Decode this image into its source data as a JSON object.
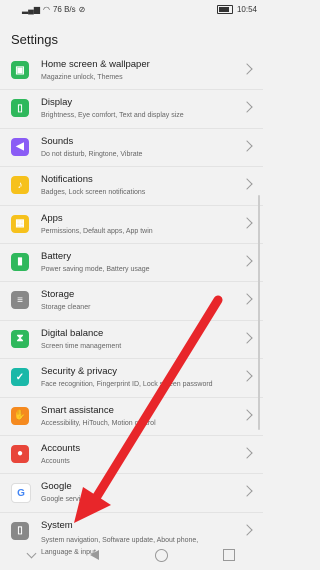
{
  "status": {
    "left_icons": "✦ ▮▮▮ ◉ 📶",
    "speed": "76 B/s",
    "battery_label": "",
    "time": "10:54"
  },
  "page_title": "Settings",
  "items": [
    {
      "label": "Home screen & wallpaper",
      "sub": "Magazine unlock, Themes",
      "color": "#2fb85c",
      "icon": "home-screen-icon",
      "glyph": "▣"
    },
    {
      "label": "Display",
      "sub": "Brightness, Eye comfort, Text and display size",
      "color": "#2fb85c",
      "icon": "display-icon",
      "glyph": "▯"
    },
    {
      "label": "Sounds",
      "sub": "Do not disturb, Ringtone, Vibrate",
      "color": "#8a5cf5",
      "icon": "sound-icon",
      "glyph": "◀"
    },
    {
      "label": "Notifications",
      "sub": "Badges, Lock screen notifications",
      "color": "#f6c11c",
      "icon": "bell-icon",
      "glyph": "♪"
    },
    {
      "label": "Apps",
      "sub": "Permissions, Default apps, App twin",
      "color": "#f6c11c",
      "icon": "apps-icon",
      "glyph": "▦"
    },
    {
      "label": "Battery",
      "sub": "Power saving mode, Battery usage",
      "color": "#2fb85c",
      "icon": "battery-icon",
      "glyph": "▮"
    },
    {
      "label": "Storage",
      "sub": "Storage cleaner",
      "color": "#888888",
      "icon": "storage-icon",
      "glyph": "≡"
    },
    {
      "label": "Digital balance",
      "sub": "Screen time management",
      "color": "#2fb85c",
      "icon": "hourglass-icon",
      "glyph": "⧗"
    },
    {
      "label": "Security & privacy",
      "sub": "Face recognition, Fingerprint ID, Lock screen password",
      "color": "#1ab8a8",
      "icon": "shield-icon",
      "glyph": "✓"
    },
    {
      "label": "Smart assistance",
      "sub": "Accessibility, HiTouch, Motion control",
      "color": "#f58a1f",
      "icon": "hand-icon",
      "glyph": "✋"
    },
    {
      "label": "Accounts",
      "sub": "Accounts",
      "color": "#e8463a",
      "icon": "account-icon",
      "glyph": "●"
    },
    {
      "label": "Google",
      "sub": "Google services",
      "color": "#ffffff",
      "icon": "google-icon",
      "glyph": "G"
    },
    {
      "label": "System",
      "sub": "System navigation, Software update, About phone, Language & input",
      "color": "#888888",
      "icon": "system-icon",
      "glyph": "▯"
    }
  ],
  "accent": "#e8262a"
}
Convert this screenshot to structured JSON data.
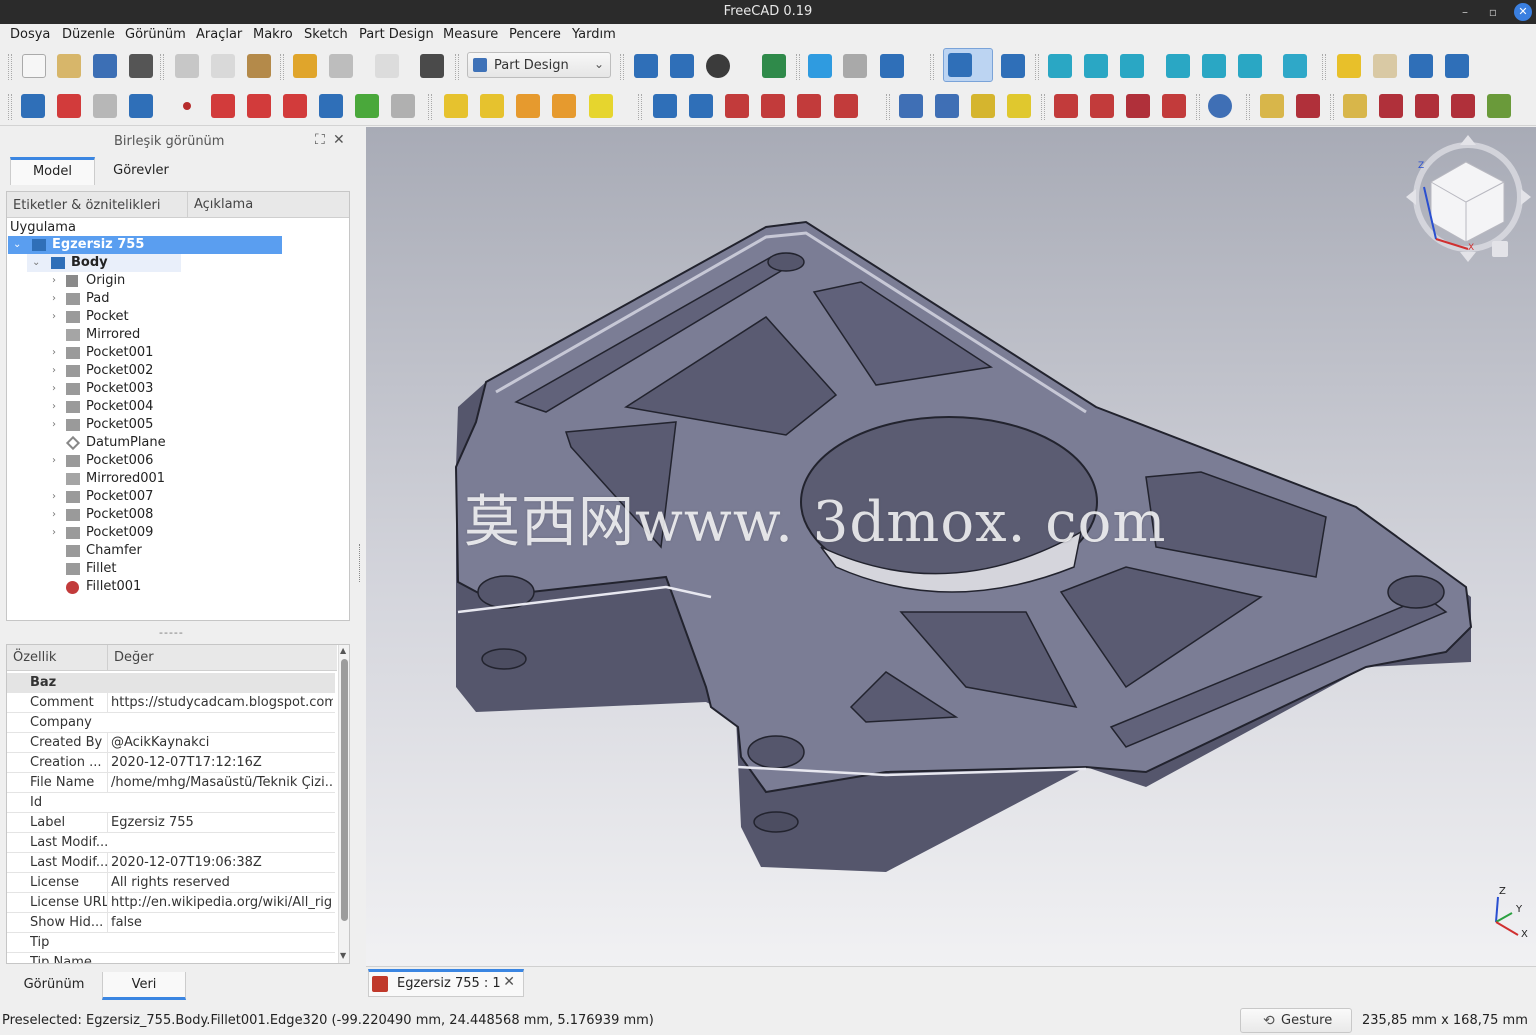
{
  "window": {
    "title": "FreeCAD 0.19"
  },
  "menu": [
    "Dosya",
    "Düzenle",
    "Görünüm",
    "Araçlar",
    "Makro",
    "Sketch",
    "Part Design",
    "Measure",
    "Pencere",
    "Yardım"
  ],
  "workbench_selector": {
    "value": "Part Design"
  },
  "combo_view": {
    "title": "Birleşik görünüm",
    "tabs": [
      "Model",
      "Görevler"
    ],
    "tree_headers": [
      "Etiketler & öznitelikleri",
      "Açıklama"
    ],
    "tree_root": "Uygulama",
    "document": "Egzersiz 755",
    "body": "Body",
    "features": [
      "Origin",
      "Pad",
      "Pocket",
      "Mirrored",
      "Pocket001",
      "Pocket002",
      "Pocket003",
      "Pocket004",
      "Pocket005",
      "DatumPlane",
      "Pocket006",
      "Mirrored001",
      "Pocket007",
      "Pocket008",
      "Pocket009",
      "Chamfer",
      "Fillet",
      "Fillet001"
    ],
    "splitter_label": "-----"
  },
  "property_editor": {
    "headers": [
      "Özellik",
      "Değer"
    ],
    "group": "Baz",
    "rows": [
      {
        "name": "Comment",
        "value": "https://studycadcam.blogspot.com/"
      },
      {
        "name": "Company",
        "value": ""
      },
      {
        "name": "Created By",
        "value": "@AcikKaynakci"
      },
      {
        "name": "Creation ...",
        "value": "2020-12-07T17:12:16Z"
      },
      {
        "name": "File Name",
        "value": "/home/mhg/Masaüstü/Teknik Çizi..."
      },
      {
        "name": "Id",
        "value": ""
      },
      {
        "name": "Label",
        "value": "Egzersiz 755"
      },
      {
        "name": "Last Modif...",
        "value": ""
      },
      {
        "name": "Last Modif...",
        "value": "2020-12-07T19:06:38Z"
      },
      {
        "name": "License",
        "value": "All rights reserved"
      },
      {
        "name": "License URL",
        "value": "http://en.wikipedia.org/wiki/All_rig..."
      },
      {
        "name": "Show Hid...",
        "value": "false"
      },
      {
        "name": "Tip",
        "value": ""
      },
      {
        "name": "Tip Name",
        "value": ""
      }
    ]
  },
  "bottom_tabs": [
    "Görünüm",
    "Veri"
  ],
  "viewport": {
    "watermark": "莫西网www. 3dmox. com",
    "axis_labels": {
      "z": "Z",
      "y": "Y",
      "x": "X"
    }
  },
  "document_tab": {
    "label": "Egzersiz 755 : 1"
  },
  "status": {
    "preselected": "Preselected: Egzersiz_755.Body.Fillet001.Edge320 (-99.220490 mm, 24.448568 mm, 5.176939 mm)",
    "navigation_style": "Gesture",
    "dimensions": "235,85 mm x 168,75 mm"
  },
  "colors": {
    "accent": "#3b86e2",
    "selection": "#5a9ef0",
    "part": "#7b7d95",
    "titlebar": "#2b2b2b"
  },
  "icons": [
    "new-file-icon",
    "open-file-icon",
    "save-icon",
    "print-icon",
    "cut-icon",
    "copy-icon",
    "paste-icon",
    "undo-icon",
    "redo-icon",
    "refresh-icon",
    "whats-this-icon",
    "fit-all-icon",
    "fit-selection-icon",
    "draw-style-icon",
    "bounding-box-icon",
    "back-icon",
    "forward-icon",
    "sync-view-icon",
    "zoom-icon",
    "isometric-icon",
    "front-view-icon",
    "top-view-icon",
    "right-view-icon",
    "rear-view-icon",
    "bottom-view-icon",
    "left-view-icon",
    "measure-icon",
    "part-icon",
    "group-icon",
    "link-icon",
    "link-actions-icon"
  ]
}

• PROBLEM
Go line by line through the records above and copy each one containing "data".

• THE COMPLETED TASK
Decode this image into its source data as a JSON object.
Convert this screenshot to structured JSON data.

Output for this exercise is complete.